The Supreme Court concluded that the prosecution had violated two of the defendant’s constitutional rights: her right to remain silent and not testify at trial, and her right to due process of law. The Court explained that when constitutional errors occur in criminal trials, a new trial is required unless the State establishes that the error was harmless beyond a reasonable doubt. The Supreme Court concluded that the State had failed to make this showing, and as a result, the defendant is entitled to a new trial.

The Supreme Court expressed concern that the prosecutor had violated the more than 100-year-old legal rule prohibiting Tennessee prosecutors from commenting on a defendant’s exercise of the right to remain silent. The Supreme Court reiterated a statement first made in 1984, which is that “the subject of a defendant’s right not to testify should be considered off limits to any conscientious prosecutor.” The Supreme Court also cautioned prosecutors in the Thirtieth Judicial District to comply fully in the future with the 50-year-old legal rule requiring disclosure of material evidence to the defense.

To read the unanimous opinion in State v. Noura Jackson, authored by Justice Cornelia A. Clark, visit the Opinions section of TNCourts.gov.



New Hamilton County Businesses

Here are the new business licenses from the County Clerk's office: ACES PRESS LLC SUSAN  STOKER 3 PUBLISHING 711 SIGNAL MOUNTAIN ROAD STE 175 CHATTANOOGA TN 37405 AT HOME COMPLETE CARE TINA  JAMES 3 SITTING SERVICE FOR ELDERLY 5808 RINGGOLD ROAD EAST RIDGE TN 37412 BACK TO BLACK RICHARD  EDEN 4 CUSTOM SEALCOATING & ... (click for more)

Chattanooga Chamber Calendar Of Events May 28-June 1

May 29, Leveraging Social Media 5:30 to 7 p.m. Chattanooga WorkSpace: 302 W. 6th St. During this class, learn the right platforms for your business to be on. $15 Register at thechattery.org .     May 31, Small Business Orientation: Morning Seminar 11:30 a.m. to 1 p.m. INCubator: 100 Cherokee Blvd. (Please park ... (click for more)

Toran Madding Chapman, 40, Arrested On Child Rape Charges
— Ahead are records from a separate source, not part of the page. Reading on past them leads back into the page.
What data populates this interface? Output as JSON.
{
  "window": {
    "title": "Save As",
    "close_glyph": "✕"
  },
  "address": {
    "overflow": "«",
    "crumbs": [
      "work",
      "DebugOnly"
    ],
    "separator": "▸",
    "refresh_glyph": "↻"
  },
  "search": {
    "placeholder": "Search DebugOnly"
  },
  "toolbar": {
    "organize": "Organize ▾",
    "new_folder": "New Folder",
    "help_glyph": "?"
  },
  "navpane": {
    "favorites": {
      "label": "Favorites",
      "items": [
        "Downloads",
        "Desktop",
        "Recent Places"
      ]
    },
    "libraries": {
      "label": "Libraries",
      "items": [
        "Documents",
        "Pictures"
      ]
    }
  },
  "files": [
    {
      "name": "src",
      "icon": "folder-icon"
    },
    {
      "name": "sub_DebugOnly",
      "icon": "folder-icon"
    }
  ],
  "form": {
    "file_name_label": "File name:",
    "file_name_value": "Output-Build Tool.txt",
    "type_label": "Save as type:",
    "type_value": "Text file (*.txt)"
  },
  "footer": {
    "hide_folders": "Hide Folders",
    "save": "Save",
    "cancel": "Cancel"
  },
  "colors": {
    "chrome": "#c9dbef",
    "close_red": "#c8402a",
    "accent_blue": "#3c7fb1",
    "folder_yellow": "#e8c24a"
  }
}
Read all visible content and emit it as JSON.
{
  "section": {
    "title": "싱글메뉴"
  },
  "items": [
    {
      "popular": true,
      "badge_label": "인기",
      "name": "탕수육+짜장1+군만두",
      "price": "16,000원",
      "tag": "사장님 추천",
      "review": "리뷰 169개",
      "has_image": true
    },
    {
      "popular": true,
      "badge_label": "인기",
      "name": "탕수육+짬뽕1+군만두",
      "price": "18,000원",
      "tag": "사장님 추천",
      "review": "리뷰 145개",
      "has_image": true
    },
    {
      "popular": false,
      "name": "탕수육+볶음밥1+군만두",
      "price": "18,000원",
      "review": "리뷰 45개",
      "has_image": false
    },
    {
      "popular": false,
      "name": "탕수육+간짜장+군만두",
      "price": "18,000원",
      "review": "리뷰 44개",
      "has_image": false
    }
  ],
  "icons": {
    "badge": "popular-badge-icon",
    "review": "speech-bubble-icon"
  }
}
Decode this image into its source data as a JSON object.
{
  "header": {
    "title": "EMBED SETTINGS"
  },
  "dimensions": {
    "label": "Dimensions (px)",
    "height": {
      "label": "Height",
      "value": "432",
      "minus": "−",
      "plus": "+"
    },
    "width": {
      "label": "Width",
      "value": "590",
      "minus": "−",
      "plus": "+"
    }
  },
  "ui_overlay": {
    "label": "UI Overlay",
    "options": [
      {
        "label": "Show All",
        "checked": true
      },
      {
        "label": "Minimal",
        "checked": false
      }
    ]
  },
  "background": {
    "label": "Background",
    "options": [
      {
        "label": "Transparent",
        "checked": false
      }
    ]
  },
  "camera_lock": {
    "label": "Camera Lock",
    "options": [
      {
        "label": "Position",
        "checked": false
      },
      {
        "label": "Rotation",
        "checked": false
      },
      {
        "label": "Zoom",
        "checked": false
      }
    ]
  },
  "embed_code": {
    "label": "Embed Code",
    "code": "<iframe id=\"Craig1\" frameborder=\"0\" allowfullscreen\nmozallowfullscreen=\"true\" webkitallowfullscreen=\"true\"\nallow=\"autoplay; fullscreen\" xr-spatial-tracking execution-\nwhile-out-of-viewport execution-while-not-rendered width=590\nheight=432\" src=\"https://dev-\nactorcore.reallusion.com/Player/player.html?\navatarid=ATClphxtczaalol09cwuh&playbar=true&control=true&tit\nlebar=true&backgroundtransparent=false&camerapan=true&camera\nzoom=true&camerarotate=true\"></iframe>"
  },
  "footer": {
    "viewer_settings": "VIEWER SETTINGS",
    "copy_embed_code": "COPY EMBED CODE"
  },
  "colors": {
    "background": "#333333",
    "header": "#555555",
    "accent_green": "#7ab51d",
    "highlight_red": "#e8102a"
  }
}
Chattanooga Police Street Crimes and Fugitive officers located and arrested Toran Madding (Chapman), 40, on charges of child rape, aggravated assault, and aggravated assault d omestic .   On Jan. 26, Chattanooga Police officers responded to a call of a forcible rape involving a child.  Officers learned the reporting party was a trusted adult relative of ... (click for more)

East Ridge Discussing New Animal Shelter, As Well As Field House At East Ridge High

Two new projects suggested by citizen groups dominated the discussion at the East Ridge City Council meeting  Thursday night. Because they were not published on the agenda, no decisions could be made, but the council was in agreement that more consideration was merited about the city building a new animal shelter and dog park, and for building a field house for athletics at ... (click for more)

Speaking Of A Cove

Mr. Sole Commissioner Whitfield,   I live in  a cove in western most Chattanooga. My back yard is woods. My front yard is woodland too. My neighbors and I had chance to voice our disagreement in 1996 to the proposed sale of a portion of the farm that dominated this cove and we did. There weren’t very many of us. One member of the group that listened to ... (click for more)

Roy Exum: 'Don't Dare Endorse Me!'

When Joe Smith, a member of the Hamilton County School Board, met with officials of the UnifiEd political action committee on Tuesday, his instructions to his somber listeners were very specific. He told the leaders of the now-tainted education non-profit group. “Do not endorse me. I extended the courtesy of answering your questions … I am eager to do the right thing. But I am saying ... (click for more)